(Material provided Opens)

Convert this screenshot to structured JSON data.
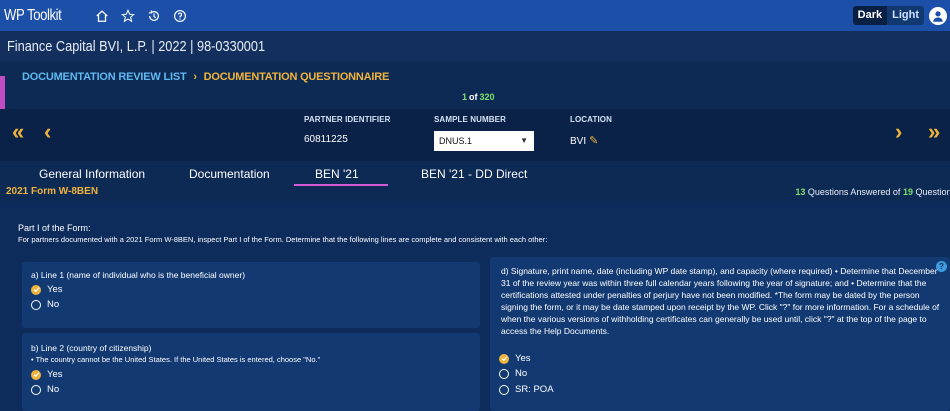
{
  "app": {
    "name": "WP Toolkit",
    "icons": [
      "home-icon",
      "star-icon",
      "history-icon",
      "help-icon"
    ],
    "theme": {
      "dark_label": "Dark",
      "light_label": "Light"
    }
  },
  "entity": {
    "name": "Finance Capital BVI, L.P.",
    "year": "2022",
    "id": "98-0330001"
  },
  "breadcrumb": {
    "parent": "DOCUMENTATION REVIEW LIST",
    "separator": "›",
    "current": "DOCUMENTATION QUESTIONNAIRE"
  },
  "pager": {
    "current": "1",
    "of": "of",
    "total": "320"
  },
  "navigator": {
    "first_label": "«",
    "prev_label": "‹",
    "next_label": "›",
    "last_label": "»",
    "partner_identifier": {
      "label": "PARTNER IDENTIFIER",
      "value": "60811225"
    },
    "sample_number": {
      "label": "SAMPLE NUMBER",
      "value": "DNUS.1"
    },
    "location": {
      "label": "LOCATION",
      "value": "BVI"
    }
  },
  "tabs": [
    {
      "label": "General Information"
    },
    {
      "label": "Documentation"
    },
    {
      "label": "BEN '21",
      "active": true
    },
    {
      "label": "BEN '21 - DD Direct"
    }
  ],
  "form": {
    "name": "2021 Form W-8BEN",
    "answered": "13",
    "total": "19",
    "answered_text_mid": "Questions Answered of",
    "answered_text_end": "Questions"
  },
  "part": {
    "title": "Part I of the Form:",
    "description": "For partners documented with a 2021 Form W-8BEN, inspect Part I of the Form. Determine that the following lines are complete and consistent with each other:"
  },
  "questions": {
    "a": {
      "text": "a) Line 1 (name of individual who is the beneficial owner)",
      "options": [
        "Yes",
        "No"
      ],
      "selected": "Yes"
    },
    "b": {
      "text": "b) Line 2 (country of citizenship)",
      "note": "• The country cannot be the United States. If the United States is entered, choose \"No.\"",
      "options": [
        "Yes",
        "No"
      ],
      "selected": "Yes"
    },
    "d": {
      "text": "d) Signature, print name, date (including WP date stamp), and capacity (where required) • Determine that December 31 of the review year was within three full calendar years following the year of signature; and • Determine that the certifications attested under penalties of perjury have not been modified. *The form may be dated by the person signing the form, or it may be date stamped upon receipt by the WP. Click \"?\" for more information. For a schedule of when the various versions of withholding certificates can generally be used until, click \"?\" at the top of the page to access the Help Documents.",
      "options": [
        "Yes",
        "No",
        "SR: POA"
      ],
      "selected": "Yes",
      "help": "?"
    }
  },
  "colors": {
    "topbar": "#1b4fa8",
    "accent_orange": "#f0b43c",
    "accent_green": "#7ee06a",
    "accent_magenta": "#d35cd6",
    "link_blue": "#5fb9f0"
  }
}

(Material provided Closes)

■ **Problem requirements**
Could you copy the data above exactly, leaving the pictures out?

■ **Result of the exercise**
Convert this screenshot to structured JSON data.
{
  "app": {
    "name": "WP Toolkit",
    "icons": [
      "home-icon",
      "star-icon",
      "history-icon",
      "help-icon"
    ],
    "theme": {
      "dark_label": "Dark",
      "light_label": "Light"
    }
  },
  "entity": {
    "name": "Finance Capital BVI, L.P.",
    "year": "2022",
    "id": "98-0330001"
  },
  "breadcrumb": {
    "parent": "DOCUMENTATION REVIEW LIST",
    "separator": "›",
    "current": "DOCUMENTATION QUESTIONNAIRE"
  },
  "pager": {
    "current": "1",
    "of": "of",
    "total": "320"
  },
  "navigator": {
    "first_label": "«",
    "prev_label": "‹",
    "next_label": "›",
    "last_label": "»",
    "partner_identifier": {
      "label": "PARTNER IDENTIFIER",
      "value": "60811225"
    },
    "sample_number": {
      "label": "SAMPLE NUMBER",
      "value": "DNUS.1"
    },
    "location": {
      "label": "LOCATION",
      "value": "BVI"
    }
  },
  "tabs": [
    {
      "label": "General Information"
    },
    {
      "label": "Documentation"
    },
    {
      "label": "BEN '21",
      "active": true
    },
    {
      "label": "BEN '21 - DD Direct"
    }
  ],
  "form": {
    "name": "2021 Form W-8BEN",
    "answered": "13",
    "total": "19",
    "answered_text_mid": "Questions Answered of",
    "answered_text_end": "Questions"
  },
  "part": {
    "title": "Part I of the Form:",
    "description": "For partners documented with a 2021 Form W-8BEN, inspect Part I of the Form. Determine that the following lines are complete and consistent with each other:"
  },
  "questions": {
    "a": {
      "text": "a) Line 1 (name of individual who is the beneficial owner)",
      "options": [
        "Yes",
        "No"
      ],
      "selected": "Yes"
    },
    "b": {
      "text": "b) Line 2 (country of citizenship)",
      "note": "• The country cannot be the United States. If the United States is entered, choose \"No.\"",
      "options": [
        "Yes",
        "No"
      ],
      "selected": "Yes"
    },
    "d": {
      "text": "d) Signature, print name, date (including WP date stamp), and capacity (where required) • Determine that December 31 of the review year was within three full calendar years following the year of signature; and • Determine that the certifications attested under penalties of perjury have not been modified. *The form may be dated by the person signing the form, or it may be date stamped upon receipt by the WP. Click \"?\" for more information. For a schedule of when the various versions of withholding certificates can generally be used until, click \"?\" at the top of the page to access the Help Documents.",
      "options": [
        "Yes",
        "No",
        "SR: POA"
      ],
      "selected": "Yes",
      "help": "?"
    }
  },
  "colors": {
    "topbar": "#1b4fa8",
    "accent_orange": "#f0b43c",
    "accent_green": "#7ee06a",
    "accent_magenta": "#d35cd6",
    "link_blue": "#5fb9f0"
  }
}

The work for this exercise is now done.